An exact copy of the entries is needed, with every line included.

BEGIN

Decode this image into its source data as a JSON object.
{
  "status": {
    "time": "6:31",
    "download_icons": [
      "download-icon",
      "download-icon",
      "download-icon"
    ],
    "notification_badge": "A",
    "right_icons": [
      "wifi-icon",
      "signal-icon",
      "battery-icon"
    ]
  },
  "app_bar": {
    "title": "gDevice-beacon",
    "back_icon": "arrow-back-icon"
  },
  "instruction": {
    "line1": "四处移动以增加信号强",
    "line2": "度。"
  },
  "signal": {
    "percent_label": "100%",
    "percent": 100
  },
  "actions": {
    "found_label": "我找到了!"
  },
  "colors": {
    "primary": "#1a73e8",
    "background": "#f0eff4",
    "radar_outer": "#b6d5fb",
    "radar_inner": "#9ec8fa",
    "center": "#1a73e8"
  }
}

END

* Exercise response *
Decode this image into its source data as a JSON object.
{
  "status": {
    "time": "6:31",
    "download_icons": [
      "download-icon",
      "download-icon",
      "download-icon"
    ],
    "notification_badge": "A",
    "right_icons": [
      "wifi-icon",
      "signal-icon",
      "battery-icon"
    ]
  },
  "app_bar": {
    "title": "gDevice-beacon",
    "back_icon": "arrow-back-icon"
  },
  "instruction": {
    "line1": "四处移动以增加信号强",
    "line2": "度。"
  },
  "signal": {
    "percent_label": "100%",
    "percent": 100
  },
  "actions": {
    "found_label": "我找到了!"
  },
  "colors": {
    "primary": "#1a73e8",
    "background": "#f0eff4",
    "radar_outer": "#b6d5fb",
    "radar_inner": "#9ec8fa",
    "center": "#1a73e8"
  }
}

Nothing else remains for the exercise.